When Twitter first launched group DMs, Sara criticized users who complained about not being added to different groups—but when I asked her if the new feature spurned a bit of jealousy amongst friends, she was noncommittal.
“I guess [people could be jealous] but usually you can find people to put you in group DMs,” she said.
Lucky for me, Sara was willing to add me to one of her group direct messages. The group messages with One Direction were all filled—understandably so, considering all the fans begging to join. But I was lucky enough to find myself in a group message with Cher Lloyd, pop music artist from the U.K. Lloyd has almost seven million followers. The most participants in the group DM could say amounted to: “OMG I love you Cher!!!!!”
Until, that is, on Friday, when people started talking about where they were from, and the message thread became more of a conversation among friends rather than an expression of love for a pop superstar who would likely never see the messages.
Another teenager told me that direct messages are replacing group texting via SMS, because when friends have different operating systems, like Android and iOS, group messaging can be frustrating. So to Twitter they turn.
Teens aren’t the only ones who are making good use of Twitter group DMs. I’m addicted to the feature after only a couple of weeks: It’s allowed me to chat privately with girlfriends I would otherwise text individually. There’s an ongoing group message with my work colleagues, where we talk about nothing related to the Daily Dot.
But being a part of teen Twitter for a bit made me realize that while group DMs might be fun for the average user, celebrities are likely bombarded with invitations, making their personal Twitter inboxes even more unmanageable.
Some people have already tried to game the system—Mat Honan over at BuzzFeed added Justin Bieber, President Barack Obama, and a handful of celebrities to a group direct message, and discovered the real power therein is annoying all your famous followers.

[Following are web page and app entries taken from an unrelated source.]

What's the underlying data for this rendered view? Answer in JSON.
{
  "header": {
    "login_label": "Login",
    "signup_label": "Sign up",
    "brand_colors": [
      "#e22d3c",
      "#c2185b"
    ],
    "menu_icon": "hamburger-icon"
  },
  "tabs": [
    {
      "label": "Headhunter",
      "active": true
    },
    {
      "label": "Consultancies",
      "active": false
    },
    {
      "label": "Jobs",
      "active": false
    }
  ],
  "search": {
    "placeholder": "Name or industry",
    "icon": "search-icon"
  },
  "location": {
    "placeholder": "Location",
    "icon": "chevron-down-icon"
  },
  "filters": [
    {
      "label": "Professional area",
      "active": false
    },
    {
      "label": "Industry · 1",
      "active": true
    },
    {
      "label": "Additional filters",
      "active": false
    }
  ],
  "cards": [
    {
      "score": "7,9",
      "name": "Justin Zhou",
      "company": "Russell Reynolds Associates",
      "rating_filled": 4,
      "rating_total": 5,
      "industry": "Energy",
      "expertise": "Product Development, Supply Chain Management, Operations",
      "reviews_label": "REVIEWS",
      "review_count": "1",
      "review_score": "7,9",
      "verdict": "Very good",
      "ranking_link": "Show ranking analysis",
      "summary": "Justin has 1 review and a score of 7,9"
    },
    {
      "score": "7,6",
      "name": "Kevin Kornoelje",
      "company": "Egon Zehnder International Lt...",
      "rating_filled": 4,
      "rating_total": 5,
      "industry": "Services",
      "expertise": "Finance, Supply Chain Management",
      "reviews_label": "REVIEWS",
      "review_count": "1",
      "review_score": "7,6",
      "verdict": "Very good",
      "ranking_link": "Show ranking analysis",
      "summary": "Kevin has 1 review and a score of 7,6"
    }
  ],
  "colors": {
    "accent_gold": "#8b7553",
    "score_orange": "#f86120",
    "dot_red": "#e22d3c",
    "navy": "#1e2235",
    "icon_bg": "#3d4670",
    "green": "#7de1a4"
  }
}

Anyone can be added to the group direct message, as long as the person inviting them is followed by the account in question. Considering Justin Bieber follows 174,000 people to his 60 million followers, his direct message situation has to be out of control.

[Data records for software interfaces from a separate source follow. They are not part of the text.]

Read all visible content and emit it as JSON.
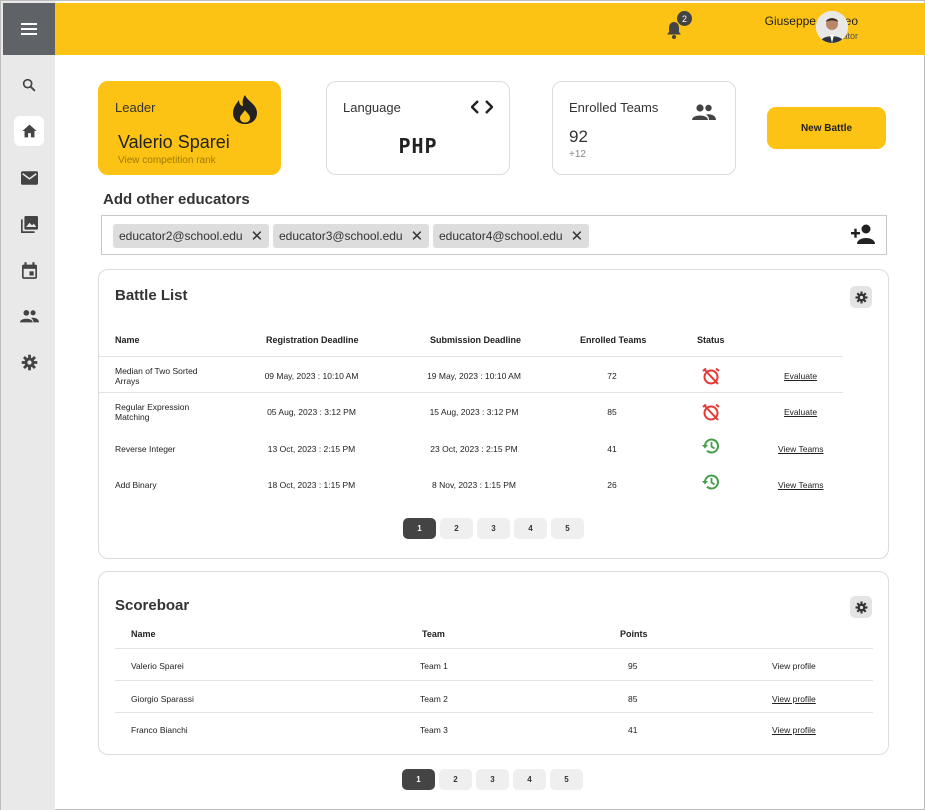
{
  "header": {
    "user_name": "Giuseppe Romeo",
    "user_role": "Educator",
    "notification_count": "2"
  },
  "sidebar": {
    "items": [
      {
        "icon": "menu-icon"
      },
      {
        "icon": "search-icon"
      },
      {
        "icon": "home-icon",
        "active": true
      },
      {
        "icon": "mail-icon"
      },
      {
        "icon": "photo-library-icon"
      },
      {
        "icon": "calendar-icon"
      },
      {
        "icon": "people-icon"
      },
      {
        "icon": "gear-icon"
      }
    ]
  },
  "cards": {
    "leader": {
      "title": "Leader",
      "name": "Valerio Sparei",
      "link": "View competition rank"
    },
    "language": {
      "title": "Language",
      "value": "PHP"
    },
    "teams": {
      "title": "Enrolled Teams",
      "value": "92",
      "delta": "+12"
    }
  },
  "new_battle_label": "New Battle",
  "educators": {
    "title": "Add other educators",
    "chips": [
      "educator2@school.edu",
      "educator3@school.edu",
      "educator4@school.edu"
    ]
  },
  "battle_list": {
    "title": "Battle List",
    "columns": [
      "Name",
      "Registration Deadline",
      "Submission Deadline",
      "Enrolled Teams",
      "Status"
    ],
    "rows": [
      {
        "name": [
          "Median of Two Sorted",
          "Arrays"
        ],
        "reg": "09 May, 2023 : 10:10 AM",
        "sub": "19 May, 2023 : 10:10 AM",
        "teams": "72",
        "status": "alarm-off-icon",
        "action": "Evaluate"
      },
      {
        "name": [
          "Regular Expression",
          "Matching"
        ],
        "reg": "05 Aug, 2023 : 3:12 PM",
        "sub": "15 Aug, 2023 : 3:12 PM",
        "teams": "85",
        "status": "alarm-off-icon",
        "action": "Evaluate"
      },
      {
        "name": [
          "Reverse Integer"
        ],
        "reg": "13 Oct, 2023 : 2:15 PM",
        "sub": "23 Oct, 2023 : 2:15 PM",
        "teams": "41",
        "status": "history-icon",
        "action": "View Teams"
      },
      {
        "name": [
          "Add Binary"
        ],
        "reg": "18 Oct, 2023 : 1:15 PM",
        "sub": "8 Nov, 2023 : 1:15 PM",
        "teams": "26",
        "status": "history-icon",
        "action": "View Teams"
      }
    ],
    "pages": [
      "1",
      "2",
      "3",
      "4",
      "5"
    ]
  },
  "scoreboard": {
    "title": "Scoreboar",
    "columns": [
      "Name",
      "Team",
      "Points"
    ],
    "rows": [
      {
        "name": "Valerio Sparei",
        "team": "Team 1",
        "points": "95",
        "action": "View profile"
      },
      {
        "name": "Giorgio Sparassi",
        "team": "Team 2",
        "points": "85",
        "action": "View profile"
      },
      {
        "name": "Franco Bianchi",
        "team": "Team 3",
        "points": "41",
        "action": "View profile"
      }
    ],
    "pages": [
      "1",
      "2",
      "3",
      "4",
      "5"
    ]
  },
  "colors": {
    "accent": "#fcc315",
    "alert": "#e53935",
    "ok": "#43a047"
  }
}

For now, I’m in a handful of group chats planning karaoke or girls nights out. But the one I’m most glued to is my chat with Cher Lloyd, where teens from around the world are professing their love for her in a way much-removed from the public Twitter town square.
But that will all change once I can wrangle an invite to a One Direction group chat. Because teens are having way more fun on Twitter than I am. As usual.
Image via Wikimedia (CC 2.0) | Remix by Max Fleishman
Selena Larson is a technology reporter based in San Francisco who writes about the intersection of technology and culture. Her work explores new technologies and the way they impact industries, human behavior, and security and privacy. Since leaving the Daily Dot, she's reported for CNN Money and done technical writing for cybersecurity firm Dragos.